▸ **What you have to do**: Your answer should hold each line of the material that contains the word "Εσωτερική".

▸ **Data shown**:
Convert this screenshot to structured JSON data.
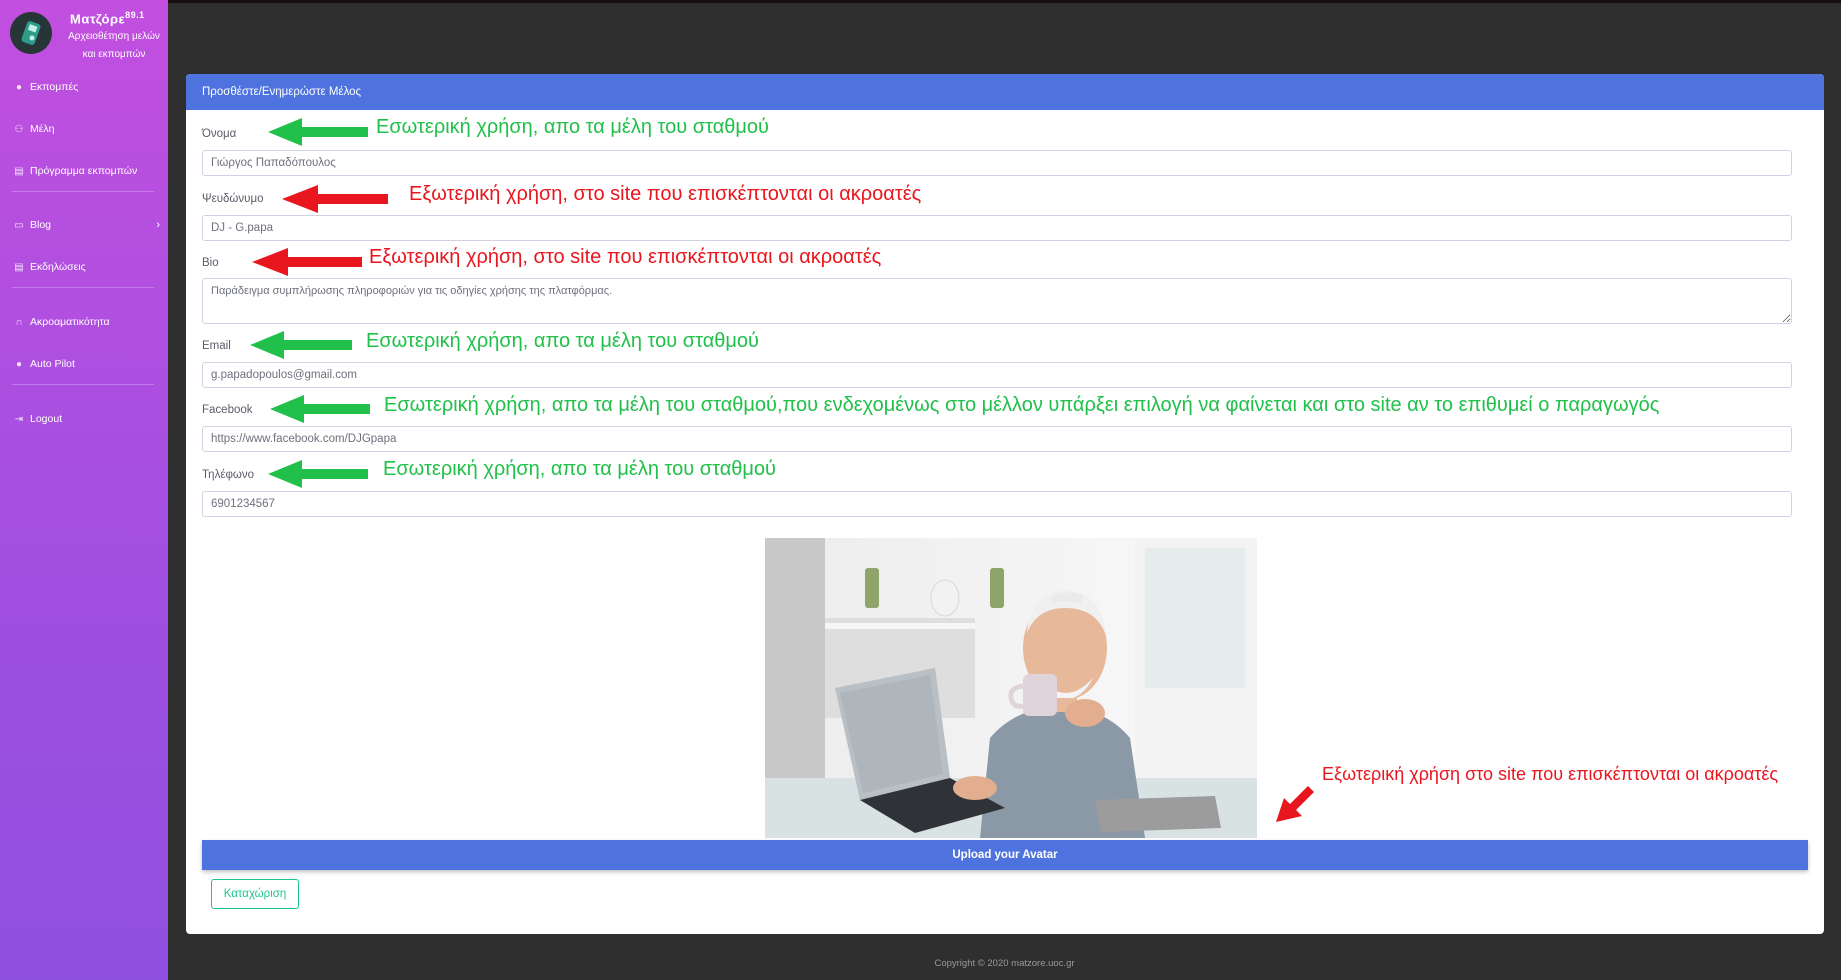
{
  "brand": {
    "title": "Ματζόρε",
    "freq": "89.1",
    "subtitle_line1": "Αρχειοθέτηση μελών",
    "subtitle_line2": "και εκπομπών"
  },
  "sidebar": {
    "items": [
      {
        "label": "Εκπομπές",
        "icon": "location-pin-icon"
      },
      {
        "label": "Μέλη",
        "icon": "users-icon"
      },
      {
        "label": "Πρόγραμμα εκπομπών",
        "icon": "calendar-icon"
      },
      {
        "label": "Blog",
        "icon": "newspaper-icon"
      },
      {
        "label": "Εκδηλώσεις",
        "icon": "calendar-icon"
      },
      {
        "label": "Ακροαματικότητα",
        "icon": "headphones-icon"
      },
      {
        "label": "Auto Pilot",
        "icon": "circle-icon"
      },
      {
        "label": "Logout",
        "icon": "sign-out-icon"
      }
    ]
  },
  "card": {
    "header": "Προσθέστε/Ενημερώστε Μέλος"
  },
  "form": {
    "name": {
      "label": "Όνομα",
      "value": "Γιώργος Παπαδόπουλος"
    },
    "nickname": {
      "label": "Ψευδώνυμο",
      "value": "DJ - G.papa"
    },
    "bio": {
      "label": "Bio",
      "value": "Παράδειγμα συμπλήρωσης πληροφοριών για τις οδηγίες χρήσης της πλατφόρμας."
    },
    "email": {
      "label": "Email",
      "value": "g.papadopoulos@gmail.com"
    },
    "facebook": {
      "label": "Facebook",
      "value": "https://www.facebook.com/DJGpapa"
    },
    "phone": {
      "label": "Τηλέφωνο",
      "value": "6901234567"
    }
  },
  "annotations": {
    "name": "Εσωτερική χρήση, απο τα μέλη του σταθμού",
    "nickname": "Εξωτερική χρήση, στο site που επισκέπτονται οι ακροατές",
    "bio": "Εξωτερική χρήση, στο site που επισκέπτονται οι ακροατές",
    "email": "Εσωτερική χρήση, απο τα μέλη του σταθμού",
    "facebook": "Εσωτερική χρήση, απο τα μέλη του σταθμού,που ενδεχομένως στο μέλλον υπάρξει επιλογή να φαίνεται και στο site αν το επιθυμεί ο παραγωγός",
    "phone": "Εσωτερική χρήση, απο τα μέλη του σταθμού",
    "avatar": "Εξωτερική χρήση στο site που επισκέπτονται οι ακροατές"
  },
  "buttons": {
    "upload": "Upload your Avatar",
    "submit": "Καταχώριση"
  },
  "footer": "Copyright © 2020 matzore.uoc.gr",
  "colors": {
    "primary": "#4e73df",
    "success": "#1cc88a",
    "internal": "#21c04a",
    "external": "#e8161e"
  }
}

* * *

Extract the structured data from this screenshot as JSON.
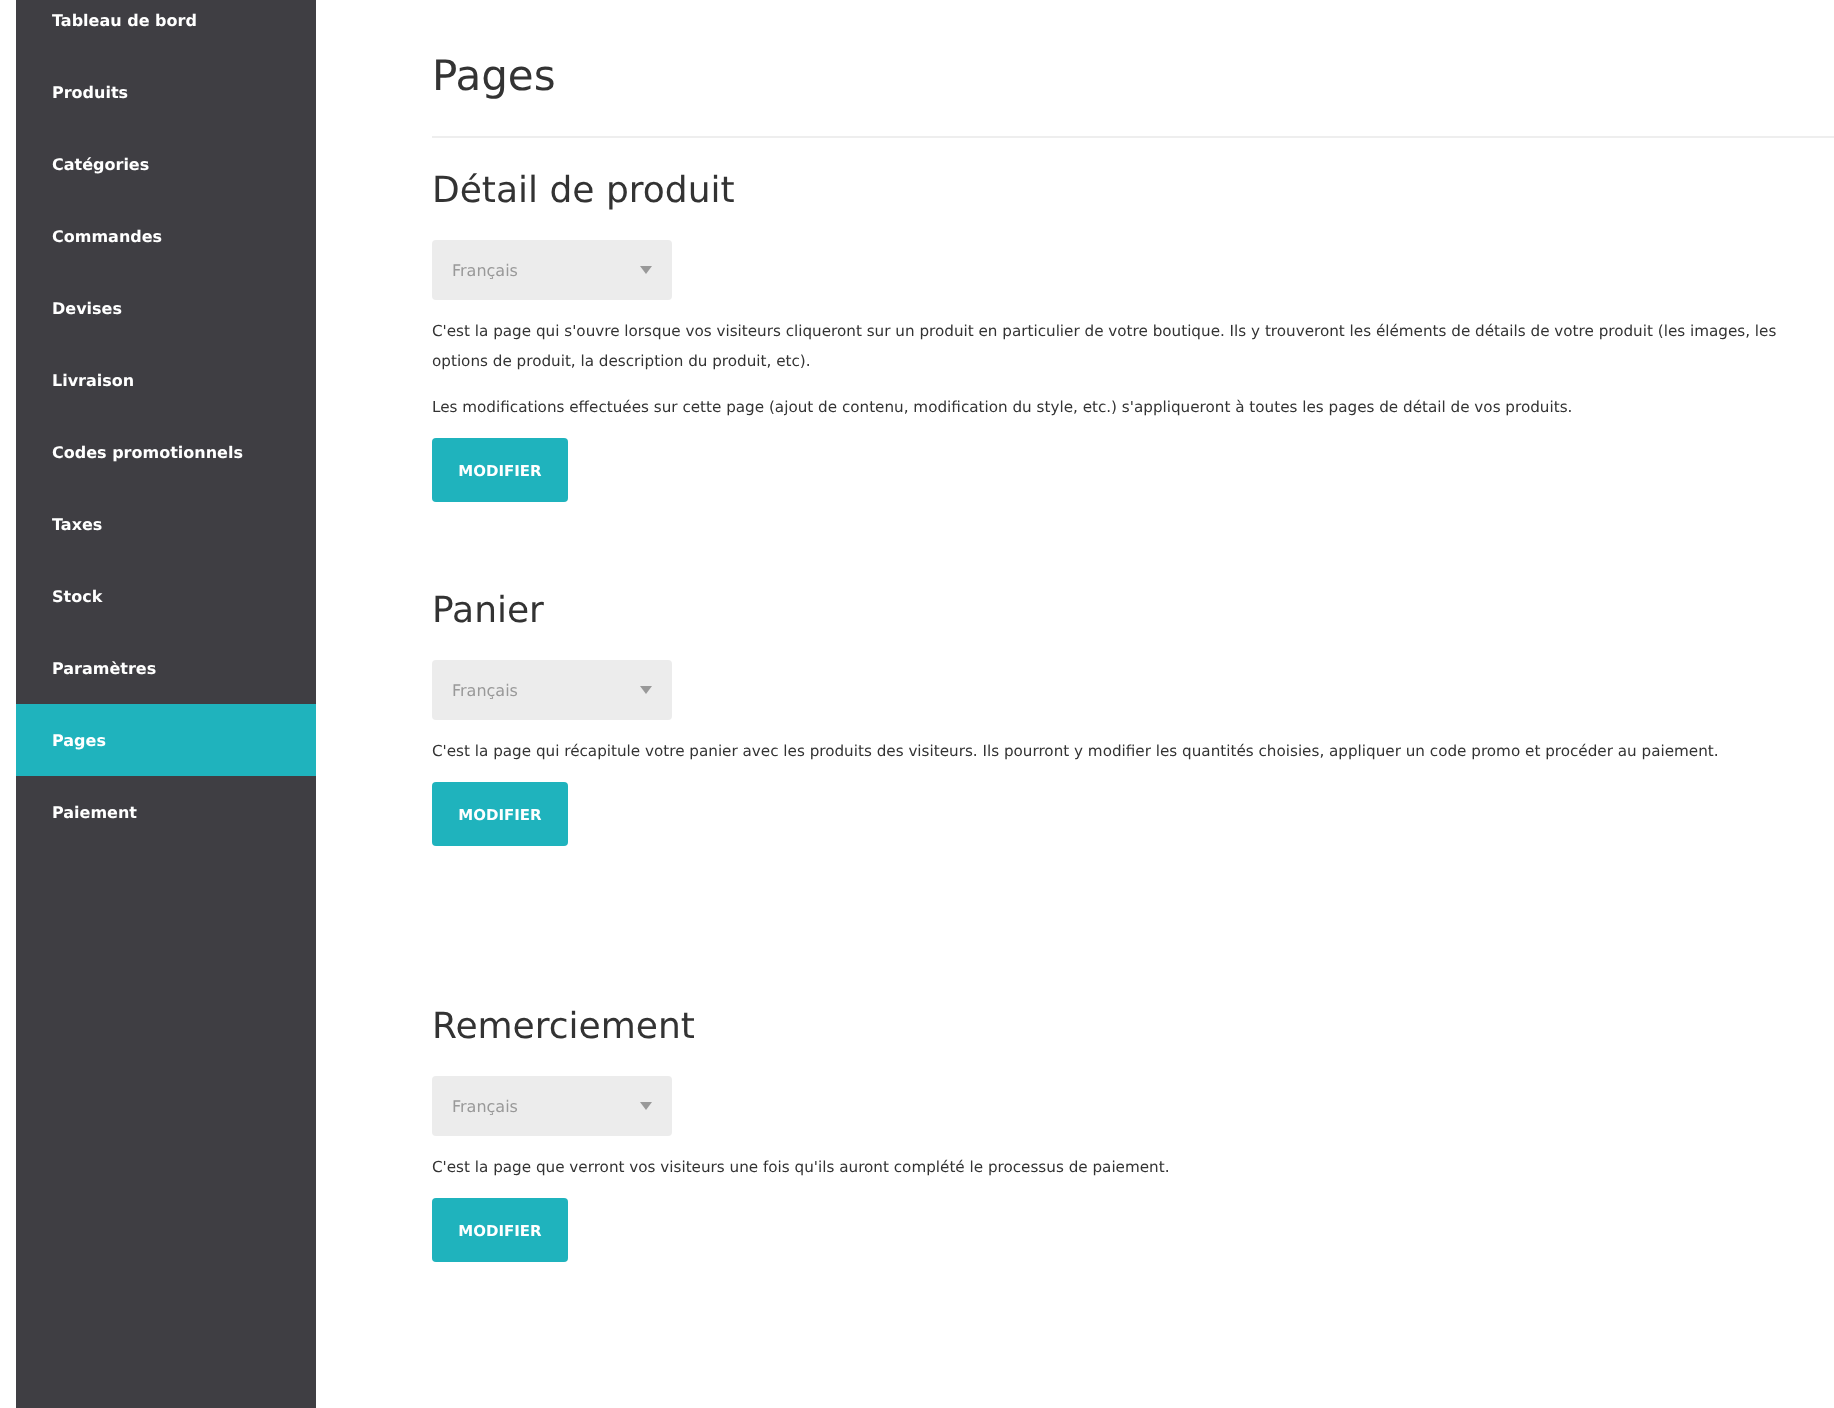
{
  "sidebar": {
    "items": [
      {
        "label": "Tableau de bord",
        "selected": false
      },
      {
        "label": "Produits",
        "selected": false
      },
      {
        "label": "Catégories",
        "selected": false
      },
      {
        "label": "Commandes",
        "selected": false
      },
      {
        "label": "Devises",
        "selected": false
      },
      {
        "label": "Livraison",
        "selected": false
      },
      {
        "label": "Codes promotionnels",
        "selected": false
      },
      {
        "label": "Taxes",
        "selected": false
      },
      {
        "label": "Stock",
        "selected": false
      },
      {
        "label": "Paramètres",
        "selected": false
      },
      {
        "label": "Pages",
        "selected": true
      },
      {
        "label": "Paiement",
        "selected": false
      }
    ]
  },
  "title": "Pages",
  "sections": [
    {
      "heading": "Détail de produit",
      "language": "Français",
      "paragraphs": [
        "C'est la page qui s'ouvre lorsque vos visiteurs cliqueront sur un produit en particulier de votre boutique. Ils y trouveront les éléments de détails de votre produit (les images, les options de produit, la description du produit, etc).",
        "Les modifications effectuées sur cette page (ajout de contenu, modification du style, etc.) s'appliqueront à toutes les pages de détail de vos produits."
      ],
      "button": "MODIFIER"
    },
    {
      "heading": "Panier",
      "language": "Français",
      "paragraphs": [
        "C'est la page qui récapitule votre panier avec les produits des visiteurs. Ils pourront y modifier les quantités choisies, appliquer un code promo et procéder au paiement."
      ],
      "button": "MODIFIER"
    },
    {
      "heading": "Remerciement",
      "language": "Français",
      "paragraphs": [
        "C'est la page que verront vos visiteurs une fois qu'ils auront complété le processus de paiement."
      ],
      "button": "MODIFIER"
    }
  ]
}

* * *

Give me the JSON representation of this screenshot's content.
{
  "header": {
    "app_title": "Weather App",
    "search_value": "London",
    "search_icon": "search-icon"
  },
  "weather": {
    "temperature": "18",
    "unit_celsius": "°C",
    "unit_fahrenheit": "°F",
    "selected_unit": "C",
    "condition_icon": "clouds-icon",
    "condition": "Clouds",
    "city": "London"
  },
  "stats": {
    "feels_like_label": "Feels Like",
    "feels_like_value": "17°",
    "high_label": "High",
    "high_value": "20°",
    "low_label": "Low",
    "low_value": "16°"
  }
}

▸ **Your response**:
    "name": "Εσωτερική χρήση, απο τα μέλη του σταθμού",
    "email": "Εσωτερική χρήση, απο τα μέλη του σταθμού",
    "facebook": "Εσωτερική χρήση, απο τα μέλη του σταθμού,που ενδεχομένως στο μέλλον υπάρξει επιλογή να φαίνεται και στο site αν το επιθυμεί ο παραγωγός",
    "phone": "Εσωτερική χρήση, απο τα μέλη του σταθμού",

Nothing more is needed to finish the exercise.